There have been times where I’ve told people of these dreams; and they always say the same thing whenever I report dreaming about Don. “It was a visit. He was visiting you.” This drives me nuts. So far; there has only been ONE dream where I FELT like it could have been Don “visiting” me, or his spirit, or whatever it is you believe or want to call it. That was the dream that I referred to as “Eleven”; where we had sweet, very realistic dialogue, and I could FEEL his hug on me. That dream was so powerful physically and emotionally, that it affected me for days afterwards. I felt like I needed 2 days off just to recover from the intensity of that dream. As far as all the other dreams; they are just dreams, and most of them are not at all comforting. They are my mind and my heart, remembering. Wishing things were different. Wanting to bring him back.

The other night, I had a dream that was very basic. It was just me and Don, sitting at a Yankee game. We were enjoying a baseball game, the way we used to. Two people told me that dream was him “visiting me.” No it wasn’t. It was me wanting to be at a baseball game with my husband, and hang out with him again. It was me missing him. My mind never stops. The dreams never stop. The only thing worse than trying to get through the day, is trying to get through the night. It hurts to be awake, and it hurts to be asleep. Everything in between is a fog. Will there ever be any peace?

 

 

Jealousy

(Originally written on 8/11/2011)

JEALOUSY
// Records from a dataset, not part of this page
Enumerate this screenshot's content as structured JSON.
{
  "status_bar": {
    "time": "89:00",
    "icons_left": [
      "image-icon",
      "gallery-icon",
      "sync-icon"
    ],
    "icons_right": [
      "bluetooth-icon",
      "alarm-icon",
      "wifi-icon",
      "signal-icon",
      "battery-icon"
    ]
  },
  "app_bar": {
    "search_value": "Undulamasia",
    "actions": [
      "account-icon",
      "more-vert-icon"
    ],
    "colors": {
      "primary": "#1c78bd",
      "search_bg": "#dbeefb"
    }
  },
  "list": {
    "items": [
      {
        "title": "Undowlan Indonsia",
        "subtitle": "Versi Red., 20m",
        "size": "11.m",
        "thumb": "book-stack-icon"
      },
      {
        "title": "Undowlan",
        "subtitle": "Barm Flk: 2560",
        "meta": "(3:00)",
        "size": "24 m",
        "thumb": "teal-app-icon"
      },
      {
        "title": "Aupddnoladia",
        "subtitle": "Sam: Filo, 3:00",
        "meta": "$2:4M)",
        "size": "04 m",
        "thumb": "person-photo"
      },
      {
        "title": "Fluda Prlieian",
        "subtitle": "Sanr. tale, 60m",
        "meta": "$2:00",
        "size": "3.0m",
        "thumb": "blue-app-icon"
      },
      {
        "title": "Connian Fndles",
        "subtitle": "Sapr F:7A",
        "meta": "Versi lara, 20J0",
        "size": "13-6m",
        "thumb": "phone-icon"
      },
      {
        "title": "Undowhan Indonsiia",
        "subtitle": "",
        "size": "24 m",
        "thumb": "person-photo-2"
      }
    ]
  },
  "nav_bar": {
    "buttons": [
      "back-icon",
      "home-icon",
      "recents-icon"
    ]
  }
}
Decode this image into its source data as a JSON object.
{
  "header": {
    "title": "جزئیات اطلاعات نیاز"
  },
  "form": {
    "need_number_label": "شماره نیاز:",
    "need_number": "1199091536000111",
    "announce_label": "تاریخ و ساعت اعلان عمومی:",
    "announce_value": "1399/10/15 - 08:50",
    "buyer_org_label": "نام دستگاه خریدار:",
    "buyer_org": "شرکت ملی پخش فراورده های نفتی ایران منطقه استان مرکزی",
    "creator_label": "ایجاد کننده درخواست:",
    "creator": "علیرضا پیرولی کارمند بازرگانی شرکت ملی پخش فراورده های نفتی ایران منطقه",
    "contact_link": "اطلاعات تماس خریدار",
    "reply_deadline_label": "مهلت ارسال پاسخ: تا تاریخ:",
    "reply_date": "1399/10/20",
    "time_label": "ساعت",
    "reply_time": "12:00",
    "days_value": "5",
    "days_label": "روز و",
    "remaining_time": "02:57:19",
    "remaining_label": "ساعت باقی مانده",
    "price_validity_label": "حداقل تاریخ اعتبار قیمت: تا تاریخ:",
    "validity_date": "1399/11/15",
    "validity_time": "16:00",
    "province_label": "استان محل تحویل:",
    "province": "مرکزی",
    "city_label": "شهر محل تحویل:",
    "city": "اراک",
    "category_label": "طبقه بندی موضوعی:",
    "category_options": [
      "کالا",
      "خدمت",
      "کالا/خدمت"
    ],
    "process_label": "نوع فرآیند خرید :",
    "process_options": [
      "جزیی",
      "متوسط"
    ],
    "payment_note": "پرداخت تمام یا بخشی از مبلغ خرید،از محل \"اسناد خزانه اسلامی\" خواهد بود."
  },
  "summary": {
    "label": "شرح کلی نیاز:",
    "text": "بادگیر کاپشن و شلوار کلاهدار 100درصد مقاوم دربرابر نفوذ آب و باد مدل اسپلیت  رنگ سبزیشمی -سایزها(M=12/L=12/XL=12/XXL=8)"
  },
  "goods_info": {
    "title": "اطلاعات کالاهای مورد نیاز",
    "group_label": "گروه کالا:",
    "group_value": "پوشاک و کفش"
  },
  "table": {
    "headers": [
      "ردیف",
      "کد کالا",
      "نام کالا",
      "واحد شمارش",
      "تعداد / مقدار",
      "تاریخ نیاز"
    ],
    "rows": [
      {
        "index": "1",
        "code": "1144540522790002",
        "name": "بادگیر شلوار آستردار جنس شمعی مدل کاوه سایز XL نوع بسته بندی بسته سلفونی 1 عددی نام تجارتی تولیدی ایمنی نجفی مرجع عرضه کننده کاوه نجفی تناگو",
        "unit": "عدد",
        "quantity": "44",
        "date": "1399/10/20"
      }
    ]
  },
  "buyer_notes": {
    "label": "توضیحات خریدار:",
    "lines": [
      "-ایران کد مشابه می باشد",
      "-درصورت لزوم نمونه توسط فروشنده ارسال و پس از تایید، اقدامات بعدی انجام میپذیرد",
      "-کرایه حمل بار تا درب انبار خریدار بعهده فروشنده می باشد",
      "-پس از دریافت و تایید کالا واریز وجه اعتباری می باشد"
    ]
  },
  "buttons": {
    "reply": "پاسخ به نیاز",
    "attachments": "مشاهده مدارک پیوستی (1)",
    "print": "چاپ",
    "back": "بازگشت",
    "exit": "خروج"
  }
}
Today my mom, dad and I went with our close family friend Eve to the hospital/comfort care center to visit her husband Charlie. Everyone calls him Chuck, and I know him as “Uncle Chuck.” Hes not my uncle by blood or anything, but my brother and I grew up with them as our next door neighbors our entire childhood on Taylor Road in Groton, and we always called them “Aunty Eve and Uncle Chuck.” They were one of those couples that always seemed to be stuck in time; as if they both remained the same age year after year.They never changed. Same hairstyle, same type of clothes, same habits, same routine. Their yellow house next door looked the same every single Christmas, and they both seemed to revel in their sameness. It was wonderful, and comfortable, and they liked it. And then about seven years ago, something weird happened. Uncle Chuck started getting sick, and old. And sometimes, when you live right next door to someone forever and see them everyday, you dont notice them getting old. But because I lived in NJ and would come home to Groton Massachusetts every few months; I started to notice that the once quick-witted, funny, stubborn, nice as hell guy I always knew … was becoming a bit less quick, and a lot more stubborn. Continue reading “Jealousy” »